• [Extracted information]
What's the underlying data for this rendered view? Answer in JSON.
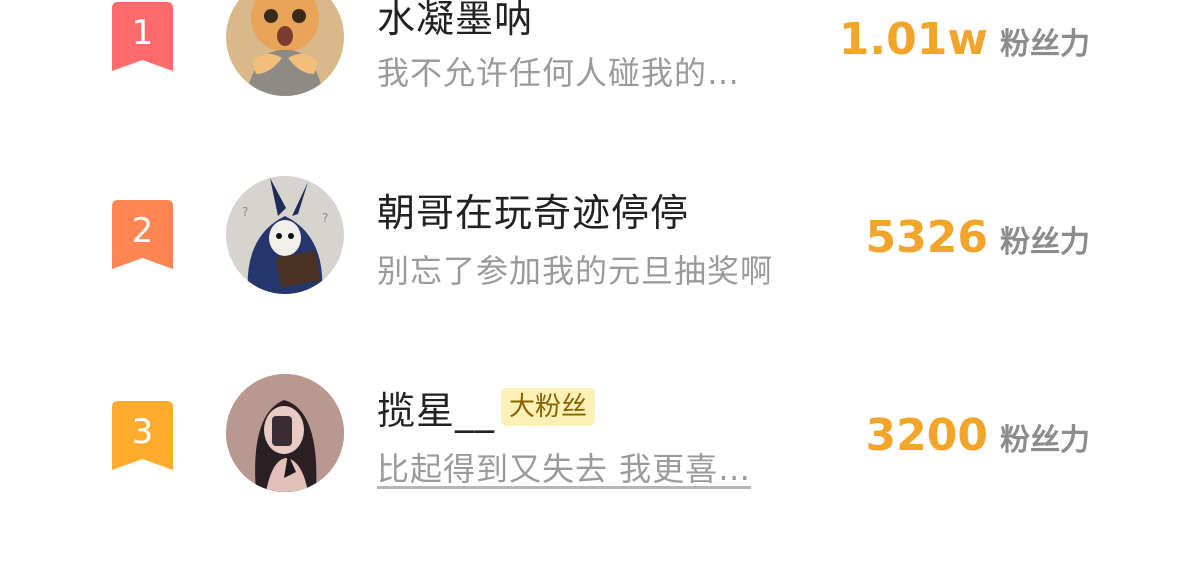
{
  "ranking": {
    "rows": [
      {
        "rank": "1",
        "name": "水凝墨呐",
        "tag": "",
        "description": "我不允许任何人碰我的…",
        "score": "1.01w",
        "score_unit": "粉丝力",
        "badge_color": "#ff6b6b",
        "avatar": "orange-cat-photo"
      },
      {
        "rank": "2",
        "name": "朝哥在玩奇迹停停",
        "tag": "",
        "description": "别忘了参加我的元旦抽奖啊",
        "score": "5326",
        "score_unit": "粉丝力",
        "badge_color": "#ff8552",
        "avatar": "blue-rabbit-reading-illustration"
      },
      {
        "rank": "3",
        "name": "揽星__",
        "tag": "大粉丝",
        "description": "比起得到又失去 我更喜…",
        "score": "3200",
        "score_unit": "粉丝力",
        "badge_color": "#ffab2e",
        "avatar": "girl-mirror-selfie-photo"
      }
    ],
    "colors": {
      "score": "#f2a52a",
      "name": "#222222",
      "description": "#9a9a9a",
      "tag_bg": "#fdf1b8"
    }
  }
}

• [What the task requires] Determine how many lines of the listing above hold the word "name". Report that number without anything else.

• [Solution to the problem] 4